> **WHAT TO DO**: The response should consist of the data reproduced word for word.

> **DATA TO PROCESS**:
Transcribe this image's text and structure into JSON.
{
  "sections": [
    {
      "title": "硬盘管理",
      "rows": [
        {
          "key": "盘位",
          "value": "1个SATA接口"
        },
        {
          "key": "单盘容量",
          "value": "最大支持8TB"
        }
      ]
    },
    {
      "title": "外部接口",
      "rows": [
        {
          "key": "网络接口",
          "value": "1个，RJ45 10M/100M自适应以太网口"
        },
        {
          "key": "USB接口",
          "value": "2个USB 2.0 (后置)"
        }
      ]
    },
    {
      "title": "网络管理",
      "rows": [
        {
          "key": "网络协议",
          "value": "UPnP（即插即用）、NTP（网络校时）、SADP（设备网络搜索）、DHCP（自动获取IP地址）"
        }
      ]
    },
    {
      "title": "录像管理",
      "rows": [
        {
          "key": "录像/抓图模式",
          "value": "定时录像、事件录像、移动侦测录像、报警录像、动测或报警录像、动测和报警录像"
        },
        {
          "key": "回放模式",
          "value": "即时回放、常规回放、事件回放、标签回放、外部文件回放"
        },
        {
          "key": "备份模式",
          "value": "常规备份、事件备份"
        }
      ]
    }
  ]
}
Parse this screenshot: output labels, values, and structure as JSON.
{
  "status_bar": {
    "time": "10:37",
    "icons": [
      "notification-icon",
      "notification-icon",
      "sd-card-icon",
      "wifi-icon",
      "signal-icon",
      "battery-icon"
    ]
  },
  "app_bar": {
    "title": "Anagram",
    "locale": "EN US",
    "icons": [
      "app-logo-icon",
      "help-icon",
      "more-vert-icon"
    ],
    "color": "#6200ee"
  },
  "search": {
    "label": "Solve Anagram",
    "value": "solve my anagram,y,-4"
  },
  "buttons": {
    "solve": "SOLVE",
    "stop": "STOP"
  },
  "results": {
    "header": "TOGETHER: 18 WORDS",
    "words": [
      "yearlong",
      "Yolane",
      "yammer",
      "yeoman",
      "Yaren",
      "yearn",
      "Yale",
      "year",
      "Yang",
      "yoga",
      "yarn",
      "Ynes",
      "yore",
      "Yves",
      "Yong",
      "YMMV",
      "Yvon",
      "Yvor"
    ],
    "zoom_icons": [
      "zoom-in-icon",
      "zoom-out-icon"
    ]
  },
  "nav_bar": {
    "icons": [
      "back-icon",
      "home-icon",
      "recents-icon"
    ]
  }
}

> **RESPONSE**:
Transcribe this image's text and structure into JSON.
{
  "sections": [
    {
      "title": "硬盘管理",
      "rows": [
        {
          "key": "盘位",
          "value": "1个SATA接口"
        },
        {
          "key": "单盘容量",
          "value": "最大支持8TB"
        }
      ]
    },
    {
      "title": "外部接口",
      "rows": [
        {
          "key": "网络接口",
          "value": "1个，RJ45 10M/100M自适应以太网口"
        },
        {
          "key": "USB接口",
          "value": "2个USB 2.0 (后置)"
        }
      ]
    },
    {
      "title": "网络管理",
      "rows": [
        {
          "key": "网络协议",
          "value": "UPnP（即插即用）、NTP（网络校时）、SADP（设备网络搜索）、DHCP（自动获取IP地址）"
        }
      ]
    },
    {
      "title": "录像管理",
      "rows": [
        {
          "key": "录像/抓图模式",
          "value": "定时录像、事件录像、移动侦测录像、报警录像、动测或报警录像、动测和报警录像"
        },
        {
          "key": "回放模式",
          "value": "即时回放、常规回放、事件回放、标签回放、外部文件回放"
        },
        {
          "key": "备份模式",
          "value": "常规备份、事件备份"
        }
      ]
    }
  ]
}
Parse this screenshot: output labels, values, and structure as JSON.
{
  "status_bar": {
    "time": "10:37",
    "icons": [
      "notification-icon",
      "notification-icon",
      "sd-card-icon",
      "wifi-icon",
      "signal-icon",
      "battery-icon"
    ]
  },
  "app_bar": {
    "title": "Anagram",
    "locale": "EN US",
    "icons": [
      "app-logo-icon",
      "help-icon",
      "more-vert-icon"
    ],
    "color": "#6200ee"
  },
  "search": {
    "label": "Solve Anagram",
    "value": "solve my anagram,y,-4"
  },
  "buttons": {
    "solve": "SOLVE",
    "stop": "STOP"
  },
  "results": {
    "header": "TOGETHER: 18 WORDS",
    "words": [
      "yearlong",
      "Yolane",
      "yammer",
      "yeoman",
      "Yaren",
      "yearn",
      "Yale",
      "year",
      "Yang",
      "yoga",
      "yarn",
      "Ynes",
      "yore",
      "Yves",
      "Yong",
      "YMMV",
      "Yvon",
      "Yvor"
    ],
    "zoom_icons": [
      "zoom-in-icon",
      "zoom-out-icon"
    ]
  },
  "nav_bar": {
    "icons": [
      "back-icon",
      "home-icon",
      "recents-icon"
    ]
  }
}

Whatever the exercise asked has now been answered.